How to replace timber windows with uPVC windows in conservation areas
25th July 2019
25th July 2019
Replacing windows in conservation areas can be daunting. We have put together some information to help you along your way.
There are over 150 conservation areas within Lincolnshire.
A conservation area is an area of special architectural or historic interest. They exist to preserve the character or appearance of an area. What makes them special is judged against local and regional criteria. Conservation areas come with very strict planning laws. The Local Authority is responsible for controlling them. The Local Authority will submit any planning application for a home within a conservation area to additional scrutiny. This is to establish whether the nature of the proposed development at the very least complements the area’s special qualities. Ideally though, it should enhance it.
You must make sure that its appearance remains consistent, if your home is located within a conservation area. At the bottom of this article we have listed the District Councils within Lincolnshire, so you can check whether you are located within a conservation area. When replacing windows in conservation areas you must do so with immense care. You should begin by getting in contact with your Local Planning Authority and Building Control Service to advise them of your plans. Many Local Authorities have a consultation process, where you can obtain advice for free or for a small fee.
Your Local Authority may have enforced an Article 4 direction.
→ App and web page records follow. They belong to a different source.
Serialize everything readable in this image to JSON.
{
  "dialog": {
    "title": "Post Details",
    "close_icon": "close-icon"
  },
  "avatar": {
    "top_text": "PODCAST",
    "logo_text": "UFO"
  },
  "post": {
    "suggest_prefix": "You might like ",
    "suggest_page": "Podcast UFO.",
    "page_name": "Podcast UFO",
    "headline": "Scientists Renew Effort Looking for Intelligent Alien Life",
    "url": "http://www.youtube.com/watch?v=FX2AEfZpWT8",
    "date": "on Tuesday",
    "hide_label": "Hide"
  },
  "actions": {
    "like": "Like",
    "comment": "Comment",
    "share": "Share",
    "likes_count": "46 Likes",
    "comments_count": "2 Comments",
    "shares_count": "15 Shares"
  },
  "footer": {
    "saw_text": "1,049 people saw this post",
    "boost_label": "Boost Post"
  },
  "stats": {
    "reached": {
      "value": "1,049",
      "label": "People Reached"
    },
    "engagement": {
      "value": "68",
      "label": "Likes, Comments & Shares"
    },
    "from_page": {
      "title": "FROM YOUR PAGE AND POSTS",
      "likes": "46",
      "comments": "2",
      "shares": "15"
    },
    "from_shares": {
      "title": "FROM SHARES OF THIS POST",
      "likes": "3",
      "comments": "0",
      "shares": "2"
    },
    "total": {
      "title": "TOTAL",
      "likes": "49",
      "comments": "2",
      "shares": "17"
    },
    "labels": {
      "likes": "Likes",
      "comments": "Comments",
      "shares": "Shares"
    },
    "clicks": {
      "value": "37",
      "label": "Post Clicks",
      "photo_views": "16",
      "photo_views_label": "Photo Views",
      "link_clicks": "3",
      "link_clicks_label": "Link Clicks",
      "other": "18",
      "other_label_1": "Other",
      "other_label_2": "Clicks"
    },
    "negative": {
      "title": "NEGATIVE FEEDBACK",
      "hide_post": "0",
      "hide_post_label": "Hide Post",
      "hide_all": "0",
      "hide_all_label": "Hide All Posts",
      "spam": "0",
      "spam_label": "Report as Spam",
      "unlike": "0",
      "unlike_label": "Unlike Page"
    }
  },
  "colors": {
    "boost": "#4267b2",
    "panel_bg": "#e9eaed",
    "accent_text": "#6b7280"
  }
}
This will require you to make a planning application for any replacement windows. Windows are normally classed as a “permitted development”. But Article 4 is put in place to protect conservation areas from work that threatens their character. Sometimes it can take several months to obtain Planning Permission for the changes you require, so bear this in mind when you start the process and plan in advance. Be aware that Local Authorities can often reject the use of standard uPVC windows in conservation areas. They are considered to be an unsuitable solution as they do not maintain the aesthetics of the property and/or area.
You must consider the decision carefully, if your home still has original timber windows which need to be replaced. Windows are an important design feature of a building, and making the wrong choice can lead to “unsympathetic” replacements. You may find your Local Authority simply will not allow this. Timber windows have traditionally been the material of choice because of their looks and character. Thankfully though, it is now possible to fit modern, energy efficient uPVC windows in a conservation area. Although you may have to jump through a lot of hoops with your Local Authority and obtain Planning Permission in order to do so.
If you want to fit uPVC windows in a conservation area, then it is important to ensure that the design of the new windows does not differ considerably from the originals. Fortunately, it is now possible to achieve the look and charm of timber windows with a modern uPVC substitute. Therefore, maintaining the character of the property, whilst also enjoying the energy efficiency and low maintenance (there is no need to paint them every few years) benefits of uPVC. Local Authorities are willing to accept Residence 9 and Flush Sash windows for conservation areas and homes with an Article 4 direction. Article 4 sets out the dimensions and detailing of how the replacement windows should look. However. it does not specify the type of material they are made from. Residence 9 and Flush Sash windows meet these requirements by matching the drawings found in the Article 4 directions.
These windows offer a high-end timber look, designed to replicate traditional flush sash hardwood windows. Their authentic look even carries through to the traditional hardware options that are available with heritage handle options. Although these conservation grade uPVC windows are very rarely rejected by planning officials, you will still need to gain approval from your Local Authority by going through the Planning Process and gaining permission.
Before replacing any windows in your home, it is important that you get in touch with the local Planning Authority and Building Control at your District Council.
Firstly advise them of all of your plans, and find out if they have enforced an Article 4 direction. If they have then you will need to apply for permission.
Plan head, as permissions can take a while to obtain, especially if they require you to supply additional information about the windows in order to consider your application. Be patient, but do not start any work until you have obtained the planning permission or building consent in writing from the Local Authority.
If you need to make a planning application, this is straight forward and you can do it online through the Planning Portal. In most cases, your Local Authority will approve plans to replace windows in conservation areas so long as the new window is more energy efficient and is in keeping with the chracter of the home or area.
Conservation areas do not have to prove problematic. With careful planning and consideration you can replace your timber windows with uPVC windows in conservation areas.
We have years of experience with fitting windows in conservation areas, so if you have any further questions please book an appointment with one of our designers for a consultation tailored to your requirements, or call us on 01522 512020 for professional advice.
Boston Borough has 12 Conservation Areas.
East Lindsey has 17 Conservation Areas.
Lincoln City has 11 Conservation Areas.
North Kesteven has 34 Conservation Areas.
North Lincolnshire has 17 Conservation Areas.
South Holland has 13 Conservation Areas.
South Kesteven has 47 Conservation Areas.
West Lindsey has 25 Conservation Areas.